Several supporters of Jafar Umar Thalib shouted at the end of the opening day in his trial. The leader of the extremist group, the Laskar Jihad or the "Holy War force", is charged with inciting his followers to commit violence, and publicly insulting Indonesia's President Megawati Sukarnoputri and Vice President Hamzah Haz. He faces seven years in prison if convicted.

The charges are based on a speech Mr. Thalib made in Maluku's capital Ambon earlier this year. In the speech, he called for Muslims to prepare for war against Christians in the province, where sporadic fighting has raged between the two faiths for more than three years. Mr. Thalib's defense team says the laws he is charged under are no longer in use in Indonesia's criminal code. "Priority one of the motion to dismiss is because the chapter, the article, is no longer in use," said Mohammed Mahendradatta, one of the defense attorneys. Mr. Jafar's defense team also charges that he is a victim of discrimination, because, they say, authorities have not arrested any violent Christian leaders.

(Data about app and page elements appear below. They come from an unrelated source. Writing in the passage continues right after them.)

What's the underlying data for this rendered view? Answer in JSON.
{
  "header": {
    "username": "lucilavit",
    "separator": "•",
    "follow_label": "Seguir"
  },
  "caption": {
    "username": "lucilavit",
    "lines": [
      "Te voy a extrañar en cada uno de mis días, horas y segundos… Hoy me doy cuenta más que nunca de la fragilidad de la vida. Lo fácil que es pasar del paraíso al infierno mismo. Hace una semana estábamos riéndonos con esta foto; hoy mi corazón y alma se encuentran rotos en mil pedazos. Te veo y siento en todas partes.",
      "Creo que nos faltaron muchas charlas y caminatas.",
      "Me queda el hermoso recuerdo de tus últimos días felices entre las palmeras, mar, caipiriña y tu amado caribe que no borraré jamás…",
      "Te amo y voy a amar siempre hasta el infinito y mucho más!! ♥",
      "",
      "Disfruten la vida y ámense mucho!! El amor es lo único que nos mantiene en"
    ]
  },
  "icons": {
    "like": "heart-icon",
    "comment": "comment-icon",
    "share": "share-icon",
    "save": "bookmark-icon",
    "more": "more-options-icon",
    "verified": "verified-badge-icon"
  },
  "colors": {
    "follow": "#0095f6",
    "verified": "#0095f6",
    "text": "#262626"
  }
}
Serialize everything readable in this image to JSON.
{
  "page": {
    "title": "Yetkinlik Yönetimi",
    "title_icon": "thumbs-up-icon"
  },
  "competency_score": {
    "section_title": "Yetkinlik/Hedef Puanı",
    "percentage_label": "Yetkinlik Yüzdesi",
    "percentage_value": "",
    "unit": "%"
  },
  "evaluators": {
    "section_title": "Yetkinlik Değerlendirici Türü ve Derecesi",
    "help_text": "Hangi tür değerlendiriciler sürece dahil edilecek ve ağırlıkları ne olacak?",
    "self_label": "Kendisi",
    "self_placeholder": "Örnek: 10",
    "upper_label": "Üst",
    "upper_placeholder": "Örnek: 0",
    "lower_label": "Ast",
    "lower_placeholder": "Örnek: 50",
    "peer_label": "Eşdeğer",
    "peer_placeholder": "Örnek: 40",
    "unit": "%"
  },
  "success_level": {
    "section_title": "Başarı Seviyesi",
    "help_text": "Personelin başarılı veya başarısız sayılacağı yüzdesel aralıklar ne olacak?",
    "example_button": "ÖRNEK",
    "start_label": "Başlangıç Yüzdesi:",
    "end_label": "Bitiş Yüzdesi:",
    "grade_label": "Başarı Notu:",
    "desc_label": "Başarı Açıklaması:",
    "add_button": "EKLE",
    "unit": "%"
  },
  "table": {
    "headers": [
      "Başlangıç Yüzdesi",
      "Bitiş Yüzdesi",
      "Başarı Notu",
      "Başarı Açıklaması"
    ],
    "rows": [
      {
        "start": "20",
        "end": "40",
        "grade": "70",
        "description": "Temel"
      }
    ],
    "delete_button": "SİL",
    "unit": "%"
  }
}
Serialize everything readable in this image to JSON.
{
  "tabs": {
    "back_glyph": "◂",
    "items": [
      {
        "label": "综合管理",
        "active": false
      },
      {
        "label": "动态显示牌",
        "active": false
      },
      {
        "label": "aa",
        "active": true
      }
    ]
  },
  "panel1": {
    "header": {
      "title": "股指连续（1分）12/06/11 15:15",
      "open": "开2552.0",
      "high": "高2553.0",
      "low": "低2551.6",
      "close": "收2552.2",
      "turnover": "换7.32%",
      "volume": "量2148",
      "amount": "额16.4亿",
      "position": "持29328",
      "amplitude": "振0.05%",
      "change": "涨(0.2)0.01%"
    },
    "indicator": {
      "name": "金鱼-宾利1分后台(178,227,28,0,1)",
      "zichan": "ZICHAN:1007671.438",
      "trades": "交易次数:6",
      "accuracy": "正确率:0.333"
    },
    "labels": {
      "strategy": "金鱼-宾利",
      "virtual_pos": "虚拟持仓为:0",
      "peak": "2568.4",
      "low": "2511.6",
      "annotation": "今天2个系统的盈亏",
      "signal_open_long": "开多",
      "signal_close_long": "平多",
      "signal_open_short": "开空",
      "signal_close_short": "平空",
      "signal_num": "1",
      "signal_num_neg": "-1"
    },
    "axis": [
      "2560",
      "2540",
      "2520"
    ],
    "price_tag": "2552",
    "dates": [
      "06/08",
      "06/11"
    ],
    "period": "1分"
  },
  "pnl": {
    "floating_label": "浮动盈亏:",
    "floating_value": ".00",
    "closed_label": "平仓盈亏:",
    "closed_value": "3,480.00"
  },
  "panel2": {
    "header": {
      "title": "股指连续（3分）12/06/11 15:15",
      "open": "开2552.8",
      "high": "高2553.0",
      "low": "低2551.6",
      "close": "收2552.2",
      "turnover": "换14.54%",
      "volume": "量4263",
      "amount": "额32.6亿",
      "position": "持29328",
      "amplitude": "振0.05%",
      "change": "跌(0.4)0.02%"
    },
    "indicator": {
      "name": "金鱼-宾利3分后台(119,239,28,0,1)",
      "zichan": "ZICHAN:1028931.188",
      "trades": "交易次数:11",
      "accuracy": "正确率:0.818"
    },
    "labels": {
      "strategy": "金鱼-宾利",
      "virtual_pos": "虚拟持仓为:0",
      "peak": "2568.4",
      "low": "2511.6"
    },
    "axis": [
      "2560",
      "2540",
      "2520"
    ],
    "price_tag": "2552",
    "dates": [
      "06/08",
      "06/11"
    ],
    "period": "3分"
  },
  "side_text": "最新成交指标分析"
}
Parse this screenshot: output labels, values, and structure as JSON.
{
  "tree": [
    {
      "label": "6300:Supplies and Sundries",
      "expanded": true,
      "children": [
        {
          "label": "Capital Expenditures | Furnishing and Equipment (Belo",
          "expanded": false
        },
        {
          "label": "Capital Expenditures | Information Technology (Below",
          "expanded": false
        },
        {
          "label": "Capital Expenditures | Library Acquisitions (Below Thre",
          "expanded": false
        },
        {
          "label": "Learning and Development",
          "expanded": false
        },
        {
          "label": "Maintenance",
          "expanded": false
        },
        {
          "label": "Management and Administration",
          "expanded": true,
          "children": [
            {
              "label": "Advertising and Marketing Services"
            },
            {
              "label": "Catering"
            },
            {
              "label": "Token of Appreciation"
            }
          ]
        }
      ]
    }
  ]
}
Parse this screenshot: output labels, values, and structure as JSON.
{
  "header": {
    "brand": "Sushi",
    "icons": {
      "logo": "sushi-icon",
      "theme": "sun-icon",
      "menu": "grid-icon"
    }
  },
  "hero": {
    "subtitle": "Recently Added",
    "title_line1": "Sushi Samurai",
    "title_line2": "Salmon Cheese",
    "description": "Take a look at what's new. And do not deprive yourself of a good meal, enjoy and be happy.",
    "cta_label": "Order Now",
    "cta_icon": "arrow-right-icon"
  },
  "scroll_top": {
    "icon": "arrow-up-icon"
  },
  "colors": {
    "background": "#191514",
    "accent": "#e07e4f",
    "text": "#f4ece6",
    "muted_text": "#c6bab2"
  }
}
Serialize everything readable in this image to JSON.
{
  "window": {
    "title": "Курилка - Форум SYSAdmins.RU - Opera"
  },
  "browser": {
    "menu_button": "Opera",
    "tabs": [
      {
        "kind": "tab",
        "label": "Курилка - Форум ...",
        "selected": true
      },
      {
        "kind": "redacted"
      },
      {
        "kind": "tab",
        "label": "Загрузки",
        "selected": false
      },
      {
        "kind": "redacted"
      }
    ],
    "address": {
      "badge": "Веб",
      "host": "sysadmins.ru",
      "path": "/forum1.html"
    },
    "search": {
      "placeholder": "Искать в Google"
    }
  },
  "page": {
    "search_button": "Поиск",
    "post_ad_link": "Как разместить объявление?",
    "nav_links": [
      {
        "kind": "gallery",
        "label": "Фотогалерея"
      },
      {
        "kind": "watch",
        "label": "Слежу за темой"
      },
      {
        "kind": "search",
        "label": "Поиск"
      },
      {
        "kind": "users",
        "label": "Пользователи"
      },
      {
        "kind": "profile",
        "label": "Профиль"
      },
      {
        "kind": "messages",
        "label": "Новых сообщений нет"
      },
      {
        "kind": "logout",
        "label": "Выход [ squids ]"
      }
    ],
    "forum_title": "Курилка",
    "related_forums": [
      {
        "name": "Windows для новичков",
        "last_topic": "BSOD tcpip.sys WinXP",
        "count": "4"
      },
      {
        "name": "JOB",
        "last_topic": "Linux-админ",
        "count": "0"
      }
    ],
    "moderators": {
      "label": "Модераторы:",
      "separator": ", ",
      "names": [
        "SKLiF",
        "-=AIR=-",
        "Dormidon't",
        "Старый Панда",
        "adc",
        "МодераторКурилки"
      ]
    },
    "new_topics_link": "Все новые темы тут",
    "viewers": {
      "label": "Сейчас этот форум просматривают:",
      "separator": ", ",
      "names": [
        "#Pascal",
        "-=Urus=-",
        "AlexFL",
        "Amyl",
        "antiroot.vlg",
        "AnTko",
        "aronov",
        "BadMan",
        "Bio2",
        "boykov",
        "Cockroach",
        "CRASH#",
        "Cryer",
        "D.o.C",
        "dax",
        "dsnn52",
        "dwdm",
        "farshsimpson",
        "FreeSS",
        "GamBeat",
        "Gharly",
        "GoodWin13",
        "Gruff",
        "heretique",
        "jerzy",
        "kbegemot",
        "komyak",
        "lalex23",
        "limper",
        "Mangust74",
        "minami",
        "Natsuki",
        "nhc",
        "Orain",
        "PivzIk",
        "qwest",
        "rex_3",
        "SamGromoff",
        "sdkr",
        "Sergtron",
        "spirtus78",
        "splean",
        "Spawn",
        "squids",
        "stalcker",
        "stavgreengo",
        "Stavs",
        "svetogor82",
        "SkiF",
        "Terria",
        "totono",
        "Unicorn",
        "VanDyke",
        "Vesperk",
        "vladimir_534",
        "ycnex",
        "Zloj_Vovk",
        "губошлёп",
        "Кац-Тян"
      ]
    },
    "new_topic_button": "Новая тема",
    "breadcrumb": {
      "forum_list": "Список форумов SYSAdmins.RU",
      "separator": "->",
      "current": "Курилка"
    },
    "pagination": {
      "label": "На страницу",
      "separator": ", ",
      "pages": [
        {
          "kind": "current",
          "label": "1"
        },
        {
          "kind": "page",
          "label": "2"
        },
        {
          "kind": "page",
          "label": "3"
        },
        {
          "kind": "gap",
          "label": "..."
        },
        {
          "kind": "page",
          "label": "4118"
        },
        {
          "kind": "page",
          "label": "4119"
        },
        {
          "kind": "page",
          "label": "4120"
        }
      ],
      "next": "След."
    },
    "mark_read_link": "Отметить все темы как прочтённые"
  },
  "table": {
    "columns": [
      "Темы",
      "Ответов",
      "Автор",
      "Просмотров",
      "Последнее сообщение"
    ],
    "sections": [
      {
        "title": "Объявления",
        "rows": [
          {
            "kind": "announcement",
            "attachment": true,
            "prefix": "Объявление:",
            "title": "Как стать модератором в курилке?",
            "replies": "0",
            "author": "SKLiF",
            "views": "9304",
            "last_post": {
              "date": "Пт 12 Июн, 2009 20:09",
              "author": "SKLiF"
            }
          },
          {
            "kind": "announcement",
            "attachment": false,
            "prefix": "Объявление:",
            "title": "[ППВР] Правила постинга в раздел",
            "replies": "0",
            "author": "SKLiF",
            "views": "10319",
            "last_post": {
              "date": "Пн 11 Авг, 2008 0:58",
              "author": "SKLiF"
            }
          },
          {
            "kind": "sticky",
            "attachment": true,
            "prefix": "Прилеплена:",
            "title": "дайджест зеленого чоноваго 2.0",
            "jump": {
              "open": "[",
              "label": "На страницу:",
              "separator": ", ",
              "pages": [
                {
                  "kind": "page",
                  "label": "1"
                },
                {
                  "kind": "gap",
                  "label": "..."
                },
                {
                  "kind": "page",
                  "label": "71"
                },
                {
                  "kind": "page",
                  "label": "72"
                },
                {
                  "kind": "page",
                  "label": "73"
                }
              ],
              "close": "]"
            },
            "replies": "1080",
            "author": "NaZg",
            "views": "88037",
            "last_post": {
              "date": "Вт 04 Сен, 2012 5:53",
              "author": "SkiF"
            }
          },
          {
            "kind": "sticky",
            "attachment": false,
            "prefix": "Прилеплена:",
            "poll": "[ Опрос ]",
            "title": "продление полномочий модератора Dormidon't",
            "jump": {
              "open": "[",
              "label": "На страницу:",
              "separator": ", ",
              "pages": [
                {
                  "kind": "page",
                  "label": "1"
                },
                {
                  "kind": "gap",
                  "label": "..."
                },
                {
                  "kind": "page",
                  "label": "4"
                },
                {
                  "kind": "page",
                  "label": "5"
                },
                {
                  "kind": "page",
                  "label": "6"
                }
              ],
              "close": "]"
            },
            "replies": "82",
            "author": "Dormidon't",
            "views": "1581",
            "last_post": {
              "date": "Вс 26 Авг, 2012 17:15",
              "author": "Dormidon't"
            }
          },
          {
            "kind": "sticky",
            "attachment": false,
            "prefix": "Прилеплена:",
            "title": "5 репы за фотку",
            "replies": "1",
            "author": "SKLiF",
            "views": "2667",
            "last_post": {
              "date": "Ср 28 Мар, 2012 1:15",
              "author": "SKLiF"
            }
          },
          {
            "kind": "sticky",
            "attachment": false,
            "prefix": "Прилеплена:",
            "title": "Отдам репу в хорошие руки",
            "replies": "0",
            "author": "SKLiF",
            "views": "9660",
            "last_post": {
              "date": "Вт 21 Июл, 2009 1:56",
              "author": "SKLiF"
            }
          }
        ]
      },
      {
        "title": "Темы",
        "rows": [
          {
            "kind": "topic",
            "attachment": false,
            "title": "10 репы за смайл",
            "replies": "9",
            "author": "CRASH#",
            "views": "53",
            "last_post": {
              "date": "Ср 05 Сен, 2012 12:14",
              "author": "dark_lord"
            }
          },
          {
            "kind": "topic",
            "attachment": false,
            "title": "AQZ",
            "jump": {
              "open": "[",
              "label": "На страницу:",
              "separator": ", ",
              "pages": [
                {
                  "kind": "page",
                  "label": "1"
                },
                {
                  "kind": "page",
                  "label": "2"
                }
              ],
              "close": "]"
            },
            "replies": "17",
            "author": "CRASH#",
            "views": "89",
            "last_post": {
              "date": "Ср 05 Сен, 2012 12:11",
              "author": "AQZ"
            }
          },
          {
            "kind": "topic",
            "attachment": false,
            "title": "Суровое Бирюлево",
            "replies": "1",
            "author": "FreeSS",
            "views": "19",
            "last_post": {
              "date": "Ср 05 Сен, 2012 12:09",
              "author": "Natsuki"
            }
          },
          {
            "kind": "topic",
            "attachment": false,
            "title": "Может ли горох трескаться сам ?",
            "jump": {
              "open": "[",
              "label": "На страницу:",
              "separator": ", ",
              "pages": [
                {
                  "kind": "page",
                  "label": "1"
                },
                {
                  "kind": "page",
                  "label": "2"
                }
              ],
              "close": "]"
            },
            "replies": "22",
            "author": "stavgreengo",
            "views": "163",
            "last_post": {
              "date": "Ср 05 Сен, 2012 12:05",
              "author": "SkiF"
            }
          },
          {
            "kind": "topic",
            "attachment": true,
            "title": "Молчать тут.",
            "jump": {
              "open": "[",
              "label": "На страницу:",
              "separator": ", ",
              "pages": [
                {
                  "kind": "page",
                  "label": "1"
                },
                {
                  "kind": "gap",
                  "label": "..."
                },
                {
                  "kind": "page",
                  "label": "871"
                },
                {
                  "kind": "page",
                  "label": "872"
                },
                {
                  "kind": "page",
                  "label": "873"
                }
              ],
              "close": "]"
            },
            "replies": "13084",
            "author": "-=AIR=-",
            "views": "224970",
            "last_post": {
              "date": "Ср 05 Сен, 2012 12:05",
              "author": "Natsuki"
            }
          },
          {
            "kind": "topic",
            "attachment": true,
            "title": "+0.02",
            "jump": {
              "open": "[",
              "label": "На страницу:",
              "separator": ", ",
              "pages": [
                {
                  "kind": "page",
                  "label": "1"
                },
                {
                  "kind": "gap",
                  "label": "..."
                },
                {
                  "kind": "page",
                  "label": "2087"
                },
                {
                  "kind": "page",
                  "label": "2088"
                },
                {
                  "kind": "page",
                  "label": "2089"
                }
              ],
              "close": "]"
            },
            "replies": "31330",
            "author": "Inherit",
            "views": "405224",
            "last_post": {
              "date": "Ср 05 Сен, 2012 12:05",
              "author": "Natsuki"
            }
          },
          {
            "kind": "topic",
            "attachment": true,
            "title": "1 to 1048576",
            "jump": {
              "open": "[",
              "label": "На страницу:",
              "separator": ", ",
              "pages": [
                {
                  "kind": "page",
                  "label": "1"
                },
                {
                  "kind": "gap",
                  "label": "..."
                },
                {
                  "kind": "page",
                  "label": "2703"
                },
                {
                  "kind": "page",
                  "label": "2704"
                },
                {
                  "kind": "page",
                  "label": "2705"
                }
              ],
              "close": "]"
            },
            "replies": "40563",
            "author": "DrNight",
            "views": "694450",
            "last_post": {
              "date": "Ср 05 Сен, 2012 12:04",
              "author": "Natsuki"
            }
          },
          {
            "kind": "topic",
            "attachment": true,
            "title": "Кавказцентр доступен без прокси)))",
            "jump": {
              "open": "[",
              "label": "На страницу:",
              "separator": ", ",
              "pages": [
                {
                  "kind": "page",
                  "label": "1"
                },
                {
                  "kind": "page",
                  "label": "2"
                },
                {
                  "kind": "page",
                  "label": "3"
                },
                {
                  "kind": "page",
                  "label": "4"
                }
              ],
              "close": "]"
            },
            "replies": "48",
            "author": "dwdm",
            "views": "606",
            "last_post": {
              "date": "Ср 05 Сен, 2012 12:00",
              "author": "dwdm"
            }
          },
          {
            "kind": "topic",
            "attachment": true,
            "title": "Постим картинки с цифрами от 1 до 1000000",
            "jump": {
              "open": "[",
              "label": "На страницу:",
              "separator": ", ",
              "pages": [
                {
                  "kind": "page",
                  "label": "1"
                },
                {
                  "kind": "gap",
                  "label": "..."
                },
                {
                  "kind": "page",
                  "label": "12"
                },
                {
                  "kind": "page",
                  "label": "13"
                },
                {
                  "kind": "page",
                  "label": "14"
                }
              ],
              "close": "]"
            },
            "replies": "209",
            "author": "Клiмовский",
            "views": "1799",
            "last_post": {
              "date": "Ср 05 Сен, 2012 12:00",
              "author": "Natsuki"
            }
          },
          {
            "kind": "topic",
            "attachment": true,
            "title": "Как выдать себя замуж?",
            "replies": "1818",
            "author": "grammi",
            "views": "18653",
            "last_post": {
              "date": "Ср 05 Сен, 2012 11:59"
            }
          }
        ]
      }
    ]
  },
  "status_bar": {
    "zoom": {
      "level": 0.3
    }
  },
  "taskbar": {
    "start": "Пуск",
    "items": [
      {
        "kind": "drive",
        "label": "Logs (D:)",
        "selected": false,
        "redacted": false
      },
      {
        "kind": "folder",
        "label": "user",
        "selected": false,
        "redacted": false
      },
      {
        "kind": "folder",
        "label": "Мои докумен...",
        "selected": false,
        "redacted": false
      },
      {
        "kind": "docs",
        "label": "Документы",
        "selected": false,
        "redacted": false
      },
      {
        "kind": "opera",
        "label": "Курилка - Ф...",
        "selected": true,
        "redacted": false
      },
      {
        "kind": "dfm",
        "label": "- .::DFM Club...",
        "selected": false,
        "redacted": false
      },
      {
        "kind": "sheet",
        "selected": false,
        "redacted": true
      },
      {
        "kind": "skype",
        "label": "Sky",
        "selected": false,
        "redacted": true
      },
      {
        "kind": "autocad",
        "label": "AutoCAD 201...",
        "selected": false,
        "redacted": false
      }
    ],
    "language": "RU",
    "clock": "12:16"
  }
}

Human rights groups say at least 9,000 people have died in fighting between Muslims and Christians in Maluku province since 1999. The fighting intensified in 2000, when the Laskar Jihad sent about two-thousand followers to the area. Mr. Jafar says he did nothing wrong. The trial resumes in two weeks. Several dozen police, armed with rifles and tear gas, were at the courthouse, as were several dozen supporters of Mr. Thalib. No disturbances took place. The Laskar Jihad is one of a handful of small extremist groups operating in Indonesia. It does not claim any links to international terrorist groups.